Since Crosby integrated other aspects of the hop business, it’s had to build a strong marketing team and develop language that diverges from the agronomic lingo you’d hear at a Hop Growers of America meeting. Now, the story of the farm becomes part of its terroir. Its Salmon Safe certification isn’t just for the land, it’s part of the salesperson’s toolbox. Welcome to the 21st century, hops!

Though marketing is never a measure of quality in any product, closing the gap between producer and consumer does enhance the information relay. Does a beer drinker need to know the hop grower? Obviously not, the same way we don’t need to know our chicken farmer. But it sure does help make informed decisions. And really, hops are far outside of the scope of scrutiny for the ethically-minded consumer. The Salmon Safe designation is, as far as I can tell, the best compromise between conventional and organic pest and fungus management. Every hop grower I’ve spoken with says that the time and effort to get a much lower yield using organic practices is hardly worth it on any sort of production scale.
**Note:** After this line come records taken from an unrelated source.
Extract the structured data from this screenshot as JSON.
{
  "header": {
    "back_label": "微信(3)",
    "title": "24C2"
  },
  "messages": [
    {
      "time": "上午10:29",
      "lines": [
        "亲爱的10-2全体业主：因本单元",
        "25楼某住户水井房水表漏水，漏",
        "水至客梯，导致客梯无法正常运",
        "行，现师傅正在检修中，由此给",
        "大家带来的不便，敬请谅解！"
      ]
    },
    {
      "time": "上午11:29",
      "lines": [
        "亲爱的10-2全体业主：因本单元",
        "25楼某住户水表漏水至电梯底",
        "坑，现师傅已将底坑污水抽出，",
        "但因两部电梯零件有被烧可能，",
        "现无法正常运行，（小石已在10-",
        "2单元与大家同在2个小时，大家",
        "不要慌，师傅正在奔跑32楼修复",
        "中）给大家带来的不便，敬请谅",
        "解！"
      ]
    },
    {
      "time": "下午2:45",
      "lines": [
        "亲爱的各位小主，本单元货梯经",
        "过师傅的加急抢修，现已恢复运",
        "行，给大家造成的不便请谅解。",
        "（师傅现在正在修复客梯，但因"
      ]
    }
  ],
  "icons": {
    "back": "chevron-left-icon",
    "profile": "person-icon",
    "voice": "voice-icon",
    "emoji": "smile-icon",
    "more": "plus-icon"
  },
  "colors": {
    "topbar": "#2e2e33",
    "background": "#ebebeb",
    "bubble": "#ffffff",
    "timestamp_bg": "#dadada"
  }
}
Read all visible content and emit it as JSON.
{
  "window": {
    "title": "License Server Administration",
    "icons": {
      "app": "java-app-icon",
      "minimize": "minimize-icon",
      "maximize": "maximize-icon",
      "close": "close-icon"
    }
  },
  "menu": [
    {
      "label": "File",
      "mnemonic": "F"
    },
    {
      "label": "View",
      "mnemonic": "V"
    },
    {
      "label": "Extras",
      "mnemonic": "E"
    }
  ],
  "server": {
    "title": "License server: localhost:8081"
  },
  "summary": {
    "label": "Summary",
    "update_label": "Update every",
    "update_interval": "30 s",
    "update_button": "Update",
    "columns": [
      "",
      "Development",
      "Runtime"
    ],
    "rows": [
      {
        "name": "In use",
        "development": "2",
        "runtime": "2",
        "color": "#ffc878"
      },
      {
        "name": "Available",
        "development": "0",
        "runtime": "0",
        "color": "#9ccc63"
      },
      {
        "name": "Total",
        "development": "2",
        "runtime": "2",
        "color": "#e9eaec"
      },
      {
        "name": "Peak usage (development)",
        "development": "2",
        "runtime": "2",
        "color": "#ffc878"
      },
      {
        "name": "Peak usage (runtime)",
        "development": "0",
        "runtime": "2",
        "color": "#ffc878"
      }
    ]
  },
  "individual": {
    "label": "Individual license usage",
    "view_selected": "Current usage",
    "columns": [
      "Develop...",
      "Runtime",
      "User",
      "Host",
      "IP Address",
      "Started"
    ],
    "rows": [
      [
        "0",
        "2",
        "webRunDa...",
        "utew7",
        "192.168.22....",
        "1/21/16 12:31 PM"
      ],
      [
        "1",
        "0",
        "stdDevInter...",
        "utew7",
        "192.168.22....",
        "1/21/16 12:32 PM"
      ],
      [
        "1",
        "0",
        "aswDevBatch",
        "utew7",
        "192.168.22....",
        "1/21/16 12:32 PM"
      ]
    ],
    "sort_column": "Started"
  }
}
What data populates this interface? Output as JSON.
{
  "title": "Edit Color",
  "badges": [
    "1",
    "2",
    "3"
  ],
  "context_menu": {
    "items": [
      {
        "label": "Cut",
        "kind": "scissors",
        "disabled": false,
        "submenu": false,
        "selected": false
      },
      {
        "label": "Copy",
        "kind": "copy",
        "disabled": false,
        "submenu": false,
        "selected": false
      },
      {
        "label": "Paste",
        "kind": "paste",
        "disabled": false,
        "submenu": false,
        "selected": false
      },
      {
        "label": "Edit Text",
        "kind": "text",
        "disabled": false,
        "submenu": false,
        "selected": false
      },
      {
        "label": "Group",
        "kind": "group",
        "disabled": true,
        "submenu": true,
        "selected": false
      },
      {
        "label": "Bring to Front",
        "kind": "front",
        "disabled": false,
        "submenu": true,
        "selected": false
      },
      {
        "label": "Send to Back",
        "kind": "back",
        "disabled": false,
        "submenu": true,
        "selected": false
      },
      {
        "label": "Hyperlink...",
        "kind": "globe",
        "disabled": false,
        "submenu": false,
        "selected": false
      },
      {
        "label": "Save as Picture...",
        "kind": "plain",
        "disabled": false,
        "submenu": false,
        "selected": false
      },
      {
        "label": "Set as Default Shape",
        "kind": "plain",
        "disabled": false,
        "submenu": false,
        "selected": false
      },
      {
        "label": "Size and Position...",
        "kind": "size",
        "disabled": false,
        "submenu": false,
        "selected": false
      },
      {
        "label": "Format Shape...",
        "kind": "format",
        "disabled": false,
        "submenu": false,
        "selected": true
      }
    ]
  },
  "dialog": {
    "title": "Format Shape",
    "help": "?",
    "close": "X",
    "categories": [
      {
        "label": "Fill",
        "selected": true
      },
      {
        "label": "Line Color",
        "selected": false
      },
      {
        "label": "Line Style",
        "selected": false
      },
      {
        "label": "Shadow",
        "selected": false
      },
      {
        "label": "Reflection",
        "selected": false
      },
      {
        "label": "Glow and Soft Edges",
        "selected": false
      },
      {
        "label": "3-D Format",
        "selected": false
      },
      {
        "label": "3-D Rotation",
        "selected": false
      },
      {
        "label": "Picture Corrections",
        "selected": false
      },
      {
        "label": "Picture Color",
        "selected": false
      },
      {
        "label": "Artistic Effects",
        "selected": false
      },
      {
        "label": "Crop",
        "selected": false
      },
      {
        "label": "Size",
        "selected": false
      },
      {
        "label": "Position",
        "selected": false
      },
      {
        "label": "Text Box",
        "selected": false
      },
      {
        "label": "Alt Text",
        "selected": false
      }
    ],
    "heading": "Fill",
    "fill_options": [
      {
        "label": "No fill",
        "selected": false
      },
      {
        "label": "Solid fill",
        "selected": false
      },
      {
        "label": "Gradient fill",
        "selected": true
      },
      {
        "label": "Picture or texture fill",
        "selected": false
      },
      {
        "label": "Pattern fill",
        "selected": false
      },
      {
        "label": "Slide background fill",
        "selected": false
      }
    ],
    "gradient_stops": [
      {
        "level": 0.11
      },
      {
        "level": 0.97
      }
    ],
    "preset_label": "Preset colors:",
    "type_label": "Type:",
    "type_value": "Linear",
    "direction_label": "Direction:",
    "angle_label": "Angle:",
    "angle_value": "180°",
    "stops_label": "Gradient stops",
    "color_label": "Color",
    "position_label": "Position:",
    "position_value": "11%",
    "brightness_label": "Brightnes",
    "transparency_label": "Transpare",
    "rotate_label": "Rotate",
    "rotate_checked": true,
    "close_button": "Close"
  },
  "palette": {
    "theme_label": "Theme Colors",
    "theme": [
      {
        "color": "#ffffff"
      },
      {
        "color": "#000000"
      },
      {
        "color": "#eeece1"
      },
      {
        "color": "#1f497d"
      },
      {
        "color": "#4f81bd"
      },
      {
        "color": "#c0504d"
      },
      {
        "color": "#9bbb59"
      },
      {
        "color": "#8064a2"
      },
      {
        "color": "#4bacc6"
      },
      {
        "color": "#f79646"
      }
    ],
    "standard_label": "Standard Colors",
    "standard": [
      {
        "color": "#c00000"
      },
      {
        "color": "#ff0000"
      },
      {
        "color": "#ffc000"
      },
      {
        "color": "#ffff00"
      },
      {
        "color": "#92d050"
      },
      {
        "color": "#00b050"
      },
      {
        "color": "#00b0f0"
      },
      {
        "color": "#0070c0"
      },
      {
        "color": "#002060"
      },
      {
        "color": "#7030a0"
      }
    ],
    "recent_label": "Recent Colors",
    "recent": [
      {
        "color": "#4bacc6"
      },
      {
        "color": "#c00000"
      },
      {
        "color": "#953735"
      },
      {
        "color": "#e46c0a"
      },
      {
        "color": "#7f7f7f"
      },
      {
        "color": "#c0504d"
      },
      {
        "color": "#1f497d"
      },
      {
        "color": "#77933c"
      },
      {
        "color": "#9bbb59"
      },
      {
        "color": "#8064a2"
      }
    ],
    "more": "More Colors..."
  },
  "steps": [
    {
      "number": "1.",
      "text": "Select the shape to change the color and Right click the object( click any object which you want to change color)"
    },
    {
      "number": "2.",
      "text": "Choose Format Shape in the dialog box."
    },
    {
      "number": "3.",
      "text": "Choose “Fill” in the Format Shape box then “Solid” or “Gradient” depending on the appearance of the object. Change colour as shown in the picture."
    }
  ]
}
That’s to be taken with a grain of salt, as certain hops do better in different climates and can be successfully grown organically; those are not the hops people are looking for in an IPA, though. The point: if you, the consumer, prefer drinking organic beer, you have the ability to contact the producers of organic ingredients and find out who uses them.

As we roll into fresh hop season, complete with the crazy array of fresh hop festivals in the region, it’s worth appreciating the incredible amount of hard work at hop farms between August and October. A lot of the manual labor is done by temporary workers, many of whom are Latino men and women. Many farms have on-site labs. Crosby has a pelletizer as well, and a warehouse of hops to manage and rotate through. Hops go from the field to a ready-to-brew format in just a couple days, which is part of what makes the harvest so exciting; in the coming months, as breweries start brewing with their 2018 hops, we’ll start tasting the effect of this year’s weather on the first crop of Amarillo grown on Crosby soil.